John Ryeland, Director, The Christian Healing Mission
I’ve experienced many worship times when the worship leader starts a song and my heart leaps because I have some connection with the song we are about to sing. So I join the worship leader on the journey he or she has invited me on. As we continue the journey I sometimes find that I have to pull out of the journey because the melody is not the melody that I have been taught or learnt.
So today I’m asking how important is it for us as worship leaders to learn the songs that we are using well? Is it ok to to kind of know where the song is going and jump in or should we spend a bit more time learning the material so that when we lead we lead with the best of our ability?
I think that we should take time to learn a song/melody thoroughly before we start to use it at church. I know we can be very keen as creatives to release a song because it has annointing on it or because we love the song so much, but how much more anointed would it be if we actually could relax into knowing we have spent quality time learning the song. Musicians in the secular music field would never stand before a group of people and sing/play a song that they kind of know, they have spent hours upon hours on the song in order to deliver it well. I think that we in the worship field should take a leaf out of their book. Not that we become obsessed with performance, just that we raise the game so that we skillfully lead worship.
As we do this we do a few things that help worship move along. Firstly we teach songs to our congregations correctly. When members of our churches visit other churches, festivals or are lead by other worship leaders they will be equipped to enter into the worship journey. We ourselves will be more relaxed and confident as we lead and because we are at ease the congregation will be too.
Practical ways to get the song into your head.
- Get a copy of it and listen to it on your ipod, in the car in the kitchen on the train/bus.

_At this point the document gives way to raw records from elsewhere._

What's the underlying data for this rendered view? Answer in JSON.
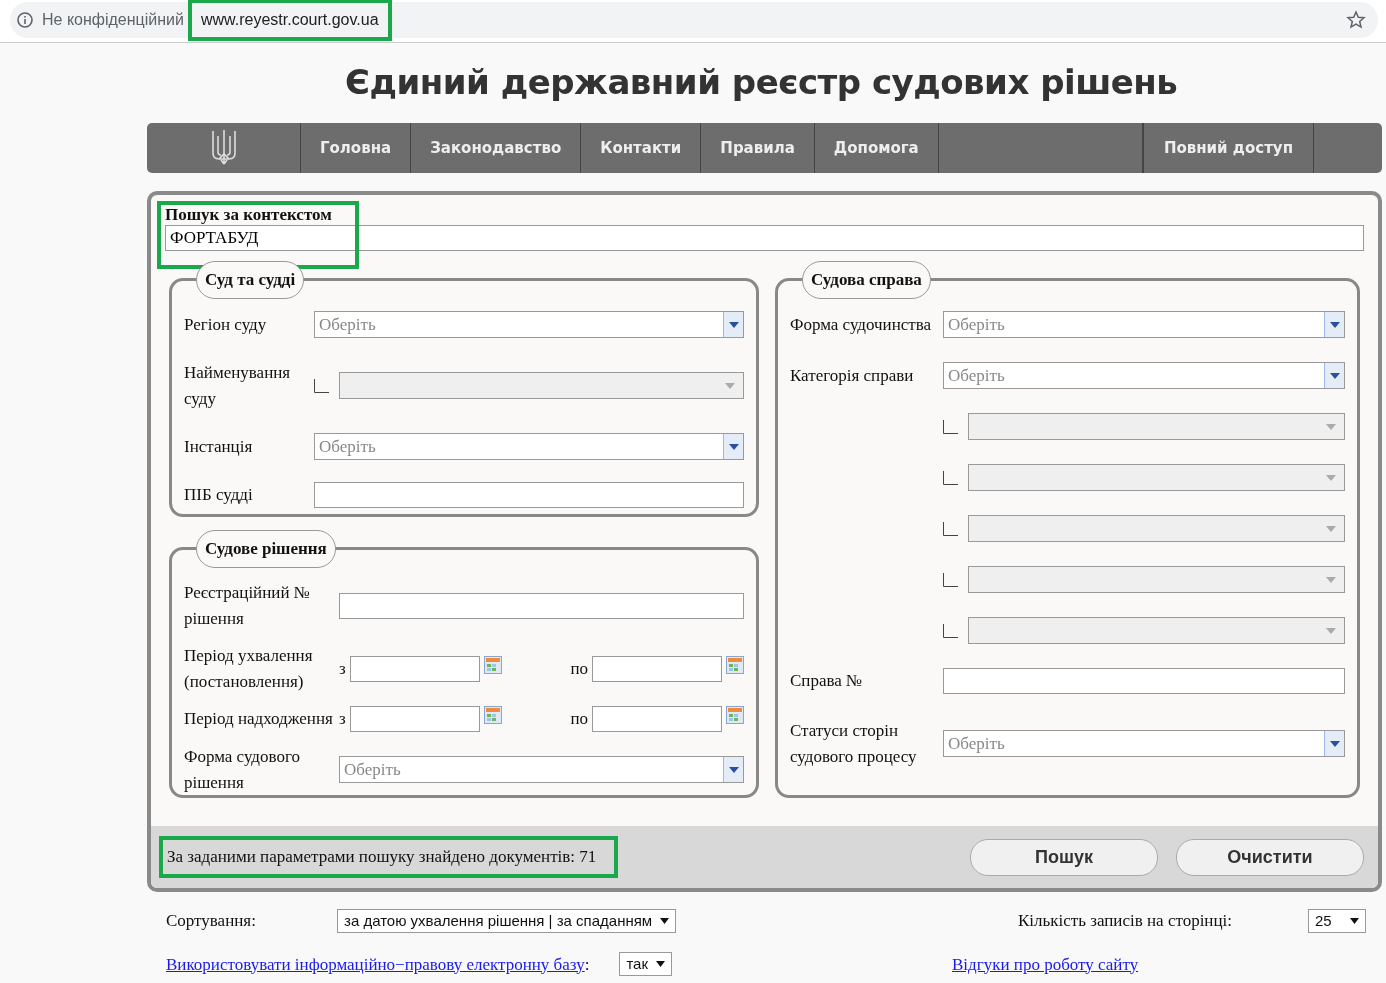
{
  "browser": {
    "security": "Не конфіденційний",
    "url": "www.reyestr.court.gov.ua",
    "url_highlighted": true
  },
  "title": "Єдиний державний реєстр судових рішень",
  "nav": {
    "items": [
      {
        "label": "Головна"
      },
      {
        "label": "Законодавство"
      },
      {
        "label": "Контакти"
      },
      {
        "label": "Правила"
      },
      {
        "label": "Допомога"
      }
    ],
    "right_items": [
      {
        "label": "Повний доступ"
      }
    ]
  },
  "context_search": {
    "label": "Пошук за контекстом",
    "value": "ФОРТАБУД",
    "highlighted": true
  },
  "court_group": {
    "title": "Суд та судді",
    "fields": [
      {
        "kind": "select",
        "label": "Регіон суду",
        "placeholder": "Оберіть"
      },
      {
        "kind": "subselect",
        "label": "Найменування суду"
      },
      {
        "kind": "select",
        "label": "Інстанція",
        "placeholder": "Оберіть"
      },
      {
        "kind": "text",
        "label": "ПІБ судді"
      }
    ]
  },
  "decision_group": {
    "title": "Судове рішення",
    "fields": [
      {
        "kind": "text",
        "label": "Реєстраційний № рішення"
      },
      {
        "kind": "daterange",
        "label": "Період ухвалення (постановлення)",
        "from_label": "з",
        "to_label": "по"
      },
      {
        "kind": "daterange",
        "label": "Період надходження",
        "from_label": "з",
        "to_label": "по"
      },
      {
        "kind": "select",
        "label": "Форма судового рішення",
        "placeholder": "Оберіть"
      }
    ]
  },
  "case_group": {
    "title": "Судова справа",
    "fields": [
      {
        "kind": "select",
        "label": "Форма судочинства",
        "placeholder": "Оберіть"
      },
      {
        "kind": "select",
        "label": "Категорія справи",
        "placeholder": "Оберіть"
      },
      {
        "kind": "subselect"
      },
      {
        "kind": "subselect"
      },
      {
        "kind": "subselect"
      },
      {
        "kind": "subselect"
      },
      {
        "kind": "subselect"
      },
      {
        "kind": "text",
        "label": "Справа №"
      },
      {
        "kind": "select",
        "label": "Статуси сторін судового процесу",
        "placeholder": "Оберіть"
      }
    ]
  },
  "result": {
    "text": "За заданими параметрами пошуку знайдено документів: 71",
    "highlighted": true
  },
  "buttons": [
    "Пошук",
    "Очистити"
  ],
  "options": {
    "sort_label": "Сортування:",
    "sort_value": "за датою ухвалення рішення | за спаданням",
    "per_page_label": "Кількість записів на сторінці:",
    "per_page_value": "25",
    "base_link": "Використовувати інформаційно−правову електронну базу",
    "base_colon": ":",
    "base_value": "так",
    "feedback_link": "Відгуки про роботу сайту"
  }
}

- Have it playing in the background when you are at home.
- Listen to it on the internet if you can’t afford a copy, make sure it’s the right version and not somebody’s else’s version/expression of the song.
- Rehearse rehearse rehearse all the best musicians do.
I worked with an amazing band for this conference. I had prepped for the conference weeks in advance and had sent out intial set lists along with my thoughts about arrangements etc. By doing this I gave the band lots of time to listen to their parts and do their own preparation, which they did.
Once I had chord charts I sent them out too. We only had one rehearsal, we had twenty songs to run, so it could have been quite a pressured time.
The band had all done their homework, they had listened to the songs and taken note of the things I had communicated to them. They were aware of their parts even with songs that they had never played and because of their professionalism the rehearsal was very productive. There were no points at which we had to stop to work out parts etc we generally top and tailed the songs and worked on links.
Finally, I had made sure that I had a set of chord charts for every song for the rehearsal, this makes everyones life easier, as everyone can make notes on their copies and we all have a general structure for each song.
The conference was a complete success, everybody loved the band.
1. Prepare well in advance (you can modify set lists as you go)
2. Decide on keys
3. List reference songs for the band to listen to
4. Make notes next to each song on the list
3. Have final set lists and charts for every member of the band for the rehearsal